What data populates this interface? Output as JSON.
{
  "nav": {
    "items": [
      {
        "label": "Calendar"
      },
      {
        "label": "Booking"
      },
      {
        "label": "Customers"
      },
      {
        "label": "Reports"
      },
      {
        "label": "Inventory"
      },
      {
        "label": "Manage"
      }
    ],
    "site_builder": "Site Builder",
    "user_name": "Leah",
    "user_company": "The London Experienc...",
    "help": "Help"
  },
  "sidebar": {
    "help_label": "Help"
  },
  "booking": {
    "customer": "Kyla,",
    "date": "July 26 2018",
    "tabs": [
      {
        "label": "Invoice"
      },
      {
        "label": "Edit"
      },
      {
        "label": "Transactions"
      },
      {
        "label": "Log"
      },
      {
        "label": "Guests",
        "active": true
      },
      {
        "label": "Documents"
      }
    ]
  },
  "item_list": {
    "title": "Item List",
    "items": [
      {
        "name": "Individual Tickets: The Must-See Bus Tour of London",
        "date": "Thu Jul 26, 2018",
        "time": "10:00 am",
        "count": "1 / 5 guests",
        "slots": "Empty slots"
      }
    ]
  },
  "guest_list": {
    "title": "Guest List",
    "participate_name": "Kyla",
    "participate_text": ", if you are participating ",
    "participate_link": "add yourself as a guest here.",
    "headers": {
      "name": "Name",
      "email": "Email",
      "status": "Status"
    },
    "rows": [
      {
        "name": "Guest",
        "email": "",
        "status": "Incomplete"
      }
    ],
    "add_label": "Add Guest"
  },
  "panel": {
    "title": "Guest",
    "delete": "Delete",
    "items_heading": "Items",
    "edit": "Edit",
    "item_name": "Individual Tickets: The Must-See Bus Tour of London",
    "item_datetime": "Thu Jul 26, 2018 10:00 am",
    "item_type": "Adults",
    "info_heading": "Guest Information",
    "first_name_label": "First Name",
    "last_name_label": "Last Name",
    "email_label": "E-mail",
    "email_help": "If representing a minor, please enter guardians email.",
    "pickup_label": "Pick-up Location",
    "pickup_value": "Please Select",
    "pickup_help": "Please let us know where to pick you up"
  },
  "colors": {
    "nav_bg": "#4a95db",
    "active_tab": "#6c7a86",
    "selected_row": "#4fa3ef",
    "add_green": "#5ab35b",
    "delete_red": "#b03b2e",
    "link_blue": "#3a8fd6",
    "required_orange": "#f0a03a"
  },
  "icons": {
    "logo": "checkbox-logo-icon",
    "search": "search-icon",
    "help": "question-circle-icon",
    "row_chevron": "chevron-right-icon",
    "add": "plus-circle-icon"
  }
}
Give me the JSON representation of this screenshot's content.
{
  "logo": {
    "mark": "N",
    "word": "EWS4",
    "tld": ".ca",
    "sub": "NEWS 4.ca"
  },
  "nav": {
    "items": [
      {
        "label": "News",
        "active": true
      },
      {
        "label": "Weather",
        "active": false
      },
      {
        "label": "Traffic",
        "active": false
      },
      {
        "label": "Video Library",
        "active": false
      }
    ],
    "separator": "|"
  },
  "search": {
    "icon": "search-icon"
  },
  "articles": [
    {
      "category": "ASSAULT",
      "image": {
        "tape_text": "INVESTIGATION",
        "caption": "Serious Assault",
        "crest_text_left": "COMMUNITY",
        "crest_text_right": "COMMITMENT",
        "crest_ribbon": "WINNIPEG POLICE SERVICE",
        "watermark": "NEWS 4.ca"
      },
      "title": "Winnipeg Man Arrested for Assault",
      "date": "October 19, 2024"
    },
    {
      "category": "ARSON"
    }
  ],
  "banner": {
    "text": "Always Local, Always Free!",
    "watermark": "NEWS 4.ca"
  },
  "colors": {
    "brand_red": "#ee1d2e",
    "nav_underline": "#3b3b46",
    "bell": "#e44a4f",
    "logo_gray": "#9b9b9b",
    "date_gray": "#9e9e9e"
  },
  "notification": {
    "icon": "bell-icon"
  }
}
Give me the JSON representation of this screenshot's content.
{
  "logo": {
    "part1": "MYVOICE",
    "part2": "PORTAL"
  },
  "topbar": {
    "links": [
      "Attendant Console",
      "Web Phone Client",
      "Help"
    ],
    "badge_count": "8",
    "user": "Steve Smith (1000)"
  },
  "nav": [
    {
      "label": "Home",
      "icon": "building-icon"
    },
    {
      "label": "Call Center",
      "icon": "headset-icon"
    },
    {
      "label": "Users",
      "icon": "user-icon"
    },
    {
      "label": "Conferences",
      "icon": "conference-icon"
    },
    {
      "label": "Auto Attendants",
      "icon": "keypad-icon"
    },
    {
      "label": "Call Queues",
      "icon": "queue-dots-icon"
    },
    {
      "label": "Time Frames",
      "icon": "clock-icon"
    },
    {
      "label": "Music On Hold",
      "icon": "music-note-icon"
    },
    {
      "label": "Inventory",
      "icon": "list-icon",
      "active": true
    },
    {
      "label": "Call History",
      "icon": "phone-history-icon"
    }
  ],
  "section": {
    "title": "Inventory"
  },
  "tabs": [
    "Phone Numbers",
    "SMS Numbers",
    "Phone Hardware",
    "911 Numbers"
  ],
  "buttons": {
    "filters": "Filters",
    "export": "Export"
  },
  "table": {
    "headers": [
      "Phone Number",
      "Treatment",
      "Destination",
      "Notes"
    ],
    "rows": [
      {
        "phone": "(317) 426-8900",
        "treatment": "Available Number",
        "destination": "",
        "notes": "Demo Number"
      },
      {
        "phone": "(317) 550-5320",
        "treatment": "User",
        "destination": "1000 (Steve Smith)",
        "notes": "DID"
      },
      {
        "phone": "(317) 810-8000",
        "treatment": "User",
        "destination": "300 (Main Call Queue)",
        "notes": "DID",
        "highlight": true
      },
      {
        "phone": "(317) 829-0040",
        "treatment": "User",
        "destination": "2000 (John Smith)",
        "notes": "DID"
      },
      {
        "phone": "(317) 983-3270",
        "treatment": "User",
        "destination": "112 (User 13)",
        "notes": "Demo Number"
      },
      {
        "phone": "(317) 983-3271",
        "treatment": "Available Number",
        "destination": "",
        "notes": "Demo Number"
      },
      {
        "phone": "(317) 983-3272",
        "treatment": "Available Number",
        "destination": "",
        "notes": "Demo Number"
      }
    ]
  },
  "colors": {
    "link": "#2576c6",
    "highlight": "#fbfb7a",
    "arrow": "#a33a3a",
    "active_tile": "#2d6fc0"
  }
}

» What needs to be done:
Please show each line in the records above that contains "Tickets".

» Answer section:
        "name": "Individual Tickets: The Must-See Bus Tour of London",
    "item_name": "Individual Tickets: The Must-See Bus Tour of London",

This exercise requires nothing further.